She may only be 17, but Anna Grace Beatty seems to know exactly where she is going in life.
The Birmingham native hit the road with just her songs and a guitar after she graduated high school back in December and she’s being going full throttle ever since.
Beatty will make her Savannah debut on June 28 at 7 p.m. at the Sentient Bean. She’ll be sharing the show with a familiar face, Savannah’s Matt Eckstine, former frontman of the local favorite Americana band, The Accomplices. The evening will feature a combination of folk, rock ‘n’ roll, soul and blues.
Beatty released her first EP, “Burns You Up,” in October 2018, and it features two solo-penned songs along with three songs she co-wrote. Several of her songs, like “Miss Me” and “Ain’t No Man,” have received airplay on her hometown stations.
“My first EP has that Americana sound with Southern influences,” she said. “Matt and I have a very similar sound. But my new EP is very much more pop.”

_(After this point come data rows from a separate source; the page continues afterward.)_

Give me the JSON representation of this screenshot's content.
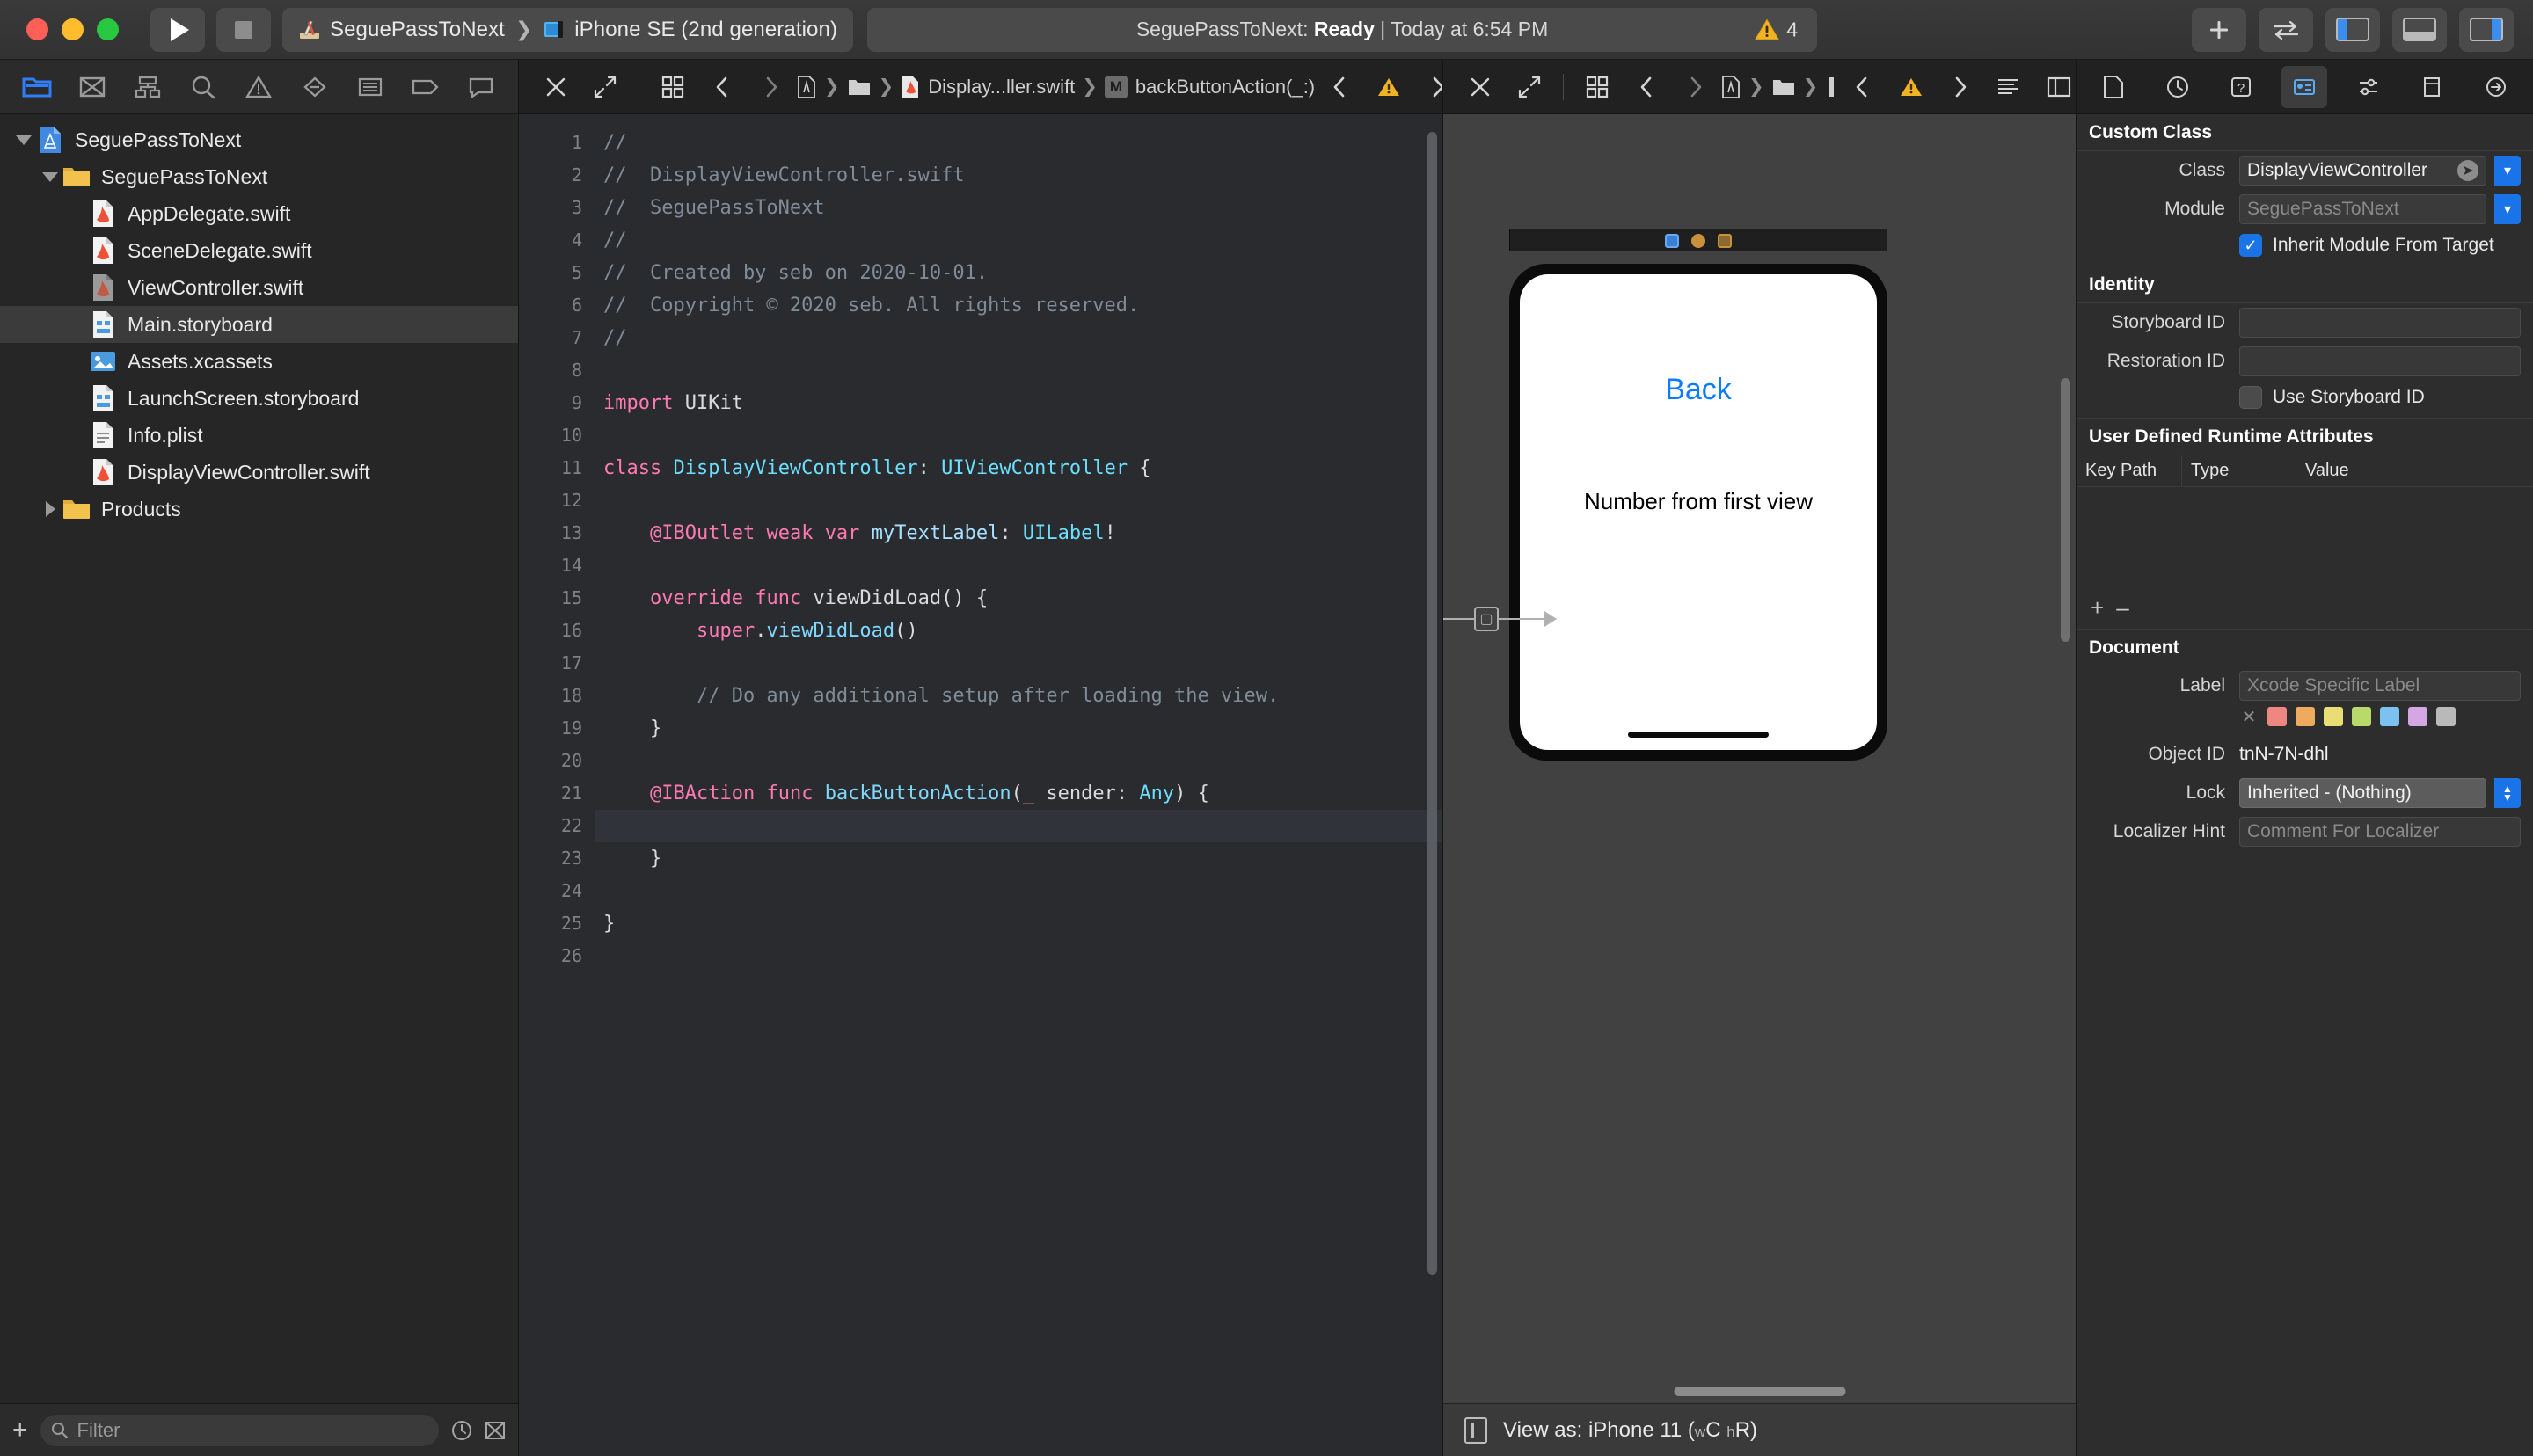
{
  "titlebar": {
    "scheme_project": "SeguePassToNext",
    "scheme_device": "iPhone SE (2nd generation)",
    "status_prefix": "SeguePassToNext: ",
    "status_state": "Ready",
    "status_suffix": " | Today at 6:54 PM",
    "warning_count": "4",
    "add_label": "+",
    "swap_label": "↔"
  },
  "navigator": {
    "toolbar_icons": [
      "folder-icon",
      "source-control-icon",
      "symbol-icon",
      "search-icon",
      "warning-icon",
      "breakpoint-icon",
      "report-icon",
      "tag-icon",
      "comment-icon"
    ],
    "items": [
      {
        "label": "SeguePassToNext",
        "indent": 0,
        "icon": "project-icon",
        "disclosure": "open",
        "selected": false
      },
      {
        "label": "SeguePassToNext",
        "indent": 1,
        "icon": "folder-icon",
        "disclosure": "open",
        "selected": false
      },
      {
        "label": "AppDelegate.swift",
        "indent": 2,
        "icon": "swift-icon",
        "disclosure": "none",
        "selected": false
      },
      {
        "label": "SceneDelegate.swift",
        "indent": 2,
        "icon": "swift-icon",
        "disclosure": "none",
        "selected": false
      },
      {
        "label": "ViewController.swift",
        "indent": 2,
        "icon": "swift-gray-icon",
        "disclosure": "none",
        "selected": false
      },
      {
        "label": "Main.storyboard",
        "indent": 2,
        "icon": "storyboard-icon",
        "disclosure": "none",
        "selected": true
      },
      {
        "label": "Assets.xcassets",
        "indent": 2,
        "icon": "assets-icon",
        "disclosure": "none",
        "selected": false
      },
      {
        "label": "LaunchScreen.storyboard",
        "indent": 2,
        "icon": "storyboard-icon",
        "disclosure": "none",
        "selected": false
      },
      {
        "label": "Info.plist",
        "indent": 2,
        "icon": "plist-icon",
        "disclosure": "none",
        "selected": false
      },
      {
        "label": "DisplayViewController.swift",
        "indent": 2,
        "icon": "swift-icon",
        "disclosure": "none",
        "selected": false
      },
      {
        "label": "Products",
        "indent": 1,
        "icon": "folder-icon",
        "disclosure": "closed",
        "selected": false
      }
    ],
    "filter_placeholder": "Filter",
    "add_button": "+"
  },
  "editor": {
    "breadcrumb_file": "Display...ller.swift",
    "breadcrumb_symbol": "backButtonAction(_:)",
    "symbol_badge": "M",
    "lines": [
      {
        "n": 1,
        "breakpoint": false,
        "current": false,
        "tokens": [
          {
            "t": "//",
            "c": "cmt"
          }
        ]
      },
      {
        "n": 2,
        "breakpoint": false,
        "current": false,
        "tokens": [
          {
            "t": "//  DisplayViewController.swift",
            "c": "cmt"
          }
        ]
      },
      {
        "n": 3,
        "breakpoint": false,
        "current": false,
        "tokens": [
          {
            "t": "//  SeguePassToNext",
            "c": "cmt"
          }
        ]
      },
      {
        "n": 4,
        "breakpoint": false,
        "current": false,
        "tokens": [
          {
            "t": "//",
            "c": "cmt"
          }
        ]
      },
      {
        "n": 5,
        "breakpoint": false,
        "current": false,
        "tokens": [
          {
            "t": "//  Created by seb on 2020-10-01.",
            "c": "cmt"
          }
        ]
      },
      {
        "n": 6,
        "breakpoint": false,
        "current": false,
        "tokens": [
          {
            "t": "//  Copyright © 2020 seb. All rights reserved.",
            "c": "cmt"
          }
        ]
      },
      {
        "n": 7,
        "breakpoint": false,
        "current": false,
        "tokens": [
          {
            "t": "//",
            "c": "cmt"
          }
        ]
      },
      {
        "n": 8,
        "breakpoint": false,
        "current": false,
        "tokens": []
      },
      {
        "n": 9,
        "breakpoint": false,
        "current": false,
        "tokens": [
          {
            "t": "import",
            "c": "kw"
          },
          {
            "t": " UIKit",
            "c": "plain"
          }
        ]
      },
      {
        "n": 10,
        "breakpoint": false,
        "current": false,
        "tokens": []
      },
      {
        "n": 11,
        "breakpoint": false,
        "current": false,
        "tokens": [
          {
            "t": "class",
            "c": "kw"
          },
          {
            "t": " ",
            "c": "plain"
          },
          {
            "t": "DisplayViewController",
            "c": "typ"
          },
          {
            "t": ": ",
            "c": "plain"
          },
          {
            "t": "UIViewController",
            "c": "typ"
          },
          {
            "t": " {",
            "c": "plain"
          }
        ]
      },
      {
        "n": 12,
        "breakpoint": false,
        "current": false,
        "tokens": []
      },
      {
        "n": 13,
        "breakpoint": true,
        "current": false,
        "tokens": [
          {
            "t": "    ",
            "c": "plain"
          },
          {
            "t": "@IBOutlet",
            "c": "attr"
          },
          {
            "t": " ",
            "c": "plain"
          },
          {
            "t": "weak",
            "c": "kw"
          },
          {
            "t": " ",
            "c": "plain"
          },
          {
            "t": "var",
            "c": "kw"
          },
          {
            "t": " ",
            "c": "plain"
          },
          {
            "t": "myTextLabel",
            "c": "varn"
          },
          {
            "t": ": ",
            "c": "plain"
          },
          {
            "t": "UILabel",
            "c": "typ"
          },
          {
            "t": "!",
            "c": "plain"
          }
        ]
      },
      {
        "n": 14,
        "breakpoint": false,
        "current": false,
        "tokens": []
      },
      {
        "n": 15,
        "breakpoint": false,
        "current": false,
        "tokens": [
          {
            "t": "    ",
            "c": "plain"
          },
          {
            "t": "override",
            "c": "kw"
          },
          {
            "t": " ",
            "c": "plain"
          },
          {
            "t": "func",
            "c": "kw"
          },
          {
            "t": " ",
            "c": "plain"
          },
          {
            "t": "viewDidLoad",
            "c": "plain"
          },
          {
            "t": "() {",
            "c": "plain"
          }
        ]
      },
      {
        "n": 16,
        "breakpoint": false,
        "current": false,
        "tokens": [
          {
            "t": "        ",
            "c": "plain"
          },
          {
            "t": "super",
            "c": "kw"
          },
          {
            "t": ".",
            "c": "plain"
          },
          {
            "t": "viewDidLoad",
            "c": "fn"
          },
          {
            "t": "()",
            "c": "plain"
          }
        ]
      },
      {
        "n": 17,
        "breakpoint": false,
        "current": false,
        "tokens": []
      },
      {
        "n": 18,
        "breakpoint": false,
        "current": false,
        "tokens": [
          {
            "t": "        // Do any additional setup after loading the view.",
            "c": "cmt"
          }
        ]
      },
      {
        "n": 19,
        "breakpoint": false,
        "current": false,
        "tokens": [
          {
            "t": "    }",
            "c": "plain"
          }
        ]
      },
      {
        "n": 20,
        "breakpoint": false,
        "current": false,
        "tokens": []
      },
      {
        "n": 21,
        "breakpoint": true,
        "current": false,
        "tokens": [
          {
            "t": "    ",
            "c": "plain"
          },
          {
            "t": "@IBAction",
            "c": "attr"
          },
          {
            "t": " ",
            "c": "plain"
          },
          {
            "t": "func",
            "c": "kw"
          },
          {
            "t": " ",
            "c": "plain"
          },
          {
            "t": "backButtonAction",
            "c": "fn"
          },
          {
            "t": "(",
            "c": "plain"
          },
          {
            "t": "_",
            "c": "kw"
          },
          {
            "t": " sender: ",
            "c": "plain"
          },
          {
            "t": "Any",
            "c": "typ"
          },
          {
            "t": ") {",
            "c": "plain"
          }
        ]
      },
      {
        "n": 22,
        "breakpoint": false,
        "current": true,
        "tokens": []
      },
      {
        "n": 23,
        "breakpoint": false,
        "current": false,
        "tokens": [
          {
            "t": "    }",
            "c": "plain"
          }
        ]
      },
      {
        "n": 24,
        "breakpoint": false,
        "current": false,
        "tokens": []
      },
      {
        "n": 25,
        "breakpoint": false,
        "current": false,
        "tokens": [
          {
            "t": "}",
            "c": "plain"
          }
        ]
      },
      {
        "n": 26,
        "breakpoint": false,
        "current": false,
        "tokens": []
      }
    ]
  },
  "interface_builder": {
    "back_button_label": "Back",
    "number_label": "Number from first view",
    "view_as_label": "View as: iPhone 11 (",
    "view_as_w": "w",
    "view_as_wc": "C",
    "view_as_h": "h",
    "view_as_hr": "R",
    "view_as_close": ")"
  },
  "inspector": {
    "tabs": [
      "file-inspector-icon",
      "history-inspector-icon",
      "quick-help-icon",
      "identity-inspector-icon",
      "attributes-inspector-icon",
      "size-inspector-icon",
      "connections-inspector-icon"
    ],
    "active_tab_index": 3,
    "custom_class": {
      "title": "Custom Class",
      "class_label": "Class",
      "class_value": "DisplayViewController",
      "module_label": "Module",
      "module_value": "SeguePassToNext",
      "inherit_label": "Inherit Module From Target",
      "inherit_checked": true
    },
    "identity": {
      "title": "Identity",
      "storyboard_id_label": "Storyboard ID",
      "storyboard_id_value": "",
      "restoration_id_label": "Restoration ID",
      "restoration_id_value": "",
      "use_storyboard_id_label": "Use Storyboard ID",
      "use_storyboard_id_checked": false
    },
    "runtime_attributes": {
      "title": "User Defined Runtime Attributes",
      "columns": [
        "Key Path",
        "Type",
        "Value"
      ],
      "rows": [],
      "add_label": "+",
      "remove_label": "–"
    },
    "document": {
      "title": "Document",
      "label_label": "Label",
      "label_placeholder": "Xcode Specific Label",
      "swatches": [
        "#ee8782",
        "#eeaa5e",
        "#e9de73",
        "#b9d96b",
        "#7bc2f0",
        "#d4a6e3",
        "#b9b9b9"
      ],
      "object_id_label": "Object ID",
      "object_id_value": "tnN-7N-dhl",
      "lock_label": "Lock",
      "lock_value": "Inherited - (Nothing)",
      "localizer_hint_label": "Localizer Hint",
      "localizer_hint_placeholder": "Comment For Localizer"
    }
  }
}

On July 1, she will launch a Patreon page at annagracebeatty.com where fans can subscribe and get early access to her new content and music videos.
While it’s typical to hear stories about young artists knowing they wanted to be musicians as toddlers, Beatty’s story is a little different. She said she started writing songs about three or four years ago.
“I started piano lessons around age 9 or 10 and did that for a few years and got bored and went off and did sports,” she recalled. “None of that was really my thing until I eventually started playing guitar and very quickly it caught on. And writing was a great outlet for me to express what I was feeling. Those years are very weird and rough, anyway, so writing helped me a lot.
“And then it all happened kind of quick. I played in church a lot and then did some open mics. We used to have this wonderful listening room in Birmingham, and I played an open mic there — those were my first performances. I even opened a show there a few years ago. It was my first actual show where my name was on the bill.”
Even though she’s still relatively new at music business, Beatty said she’s received a lot of feedback on her music.
“The feedback has been really good,” she said. “It’s a big relief, especially with the first project, but thankfully in Birmingham and all over the southeast, people have been receptive. They pay more attention than you would think, especially to certain songs and especially to my work as a songwriter. I love hearing people’s thoughts on my music; it’s kind of a surreal.”
Tickets are a suggested donation of $5.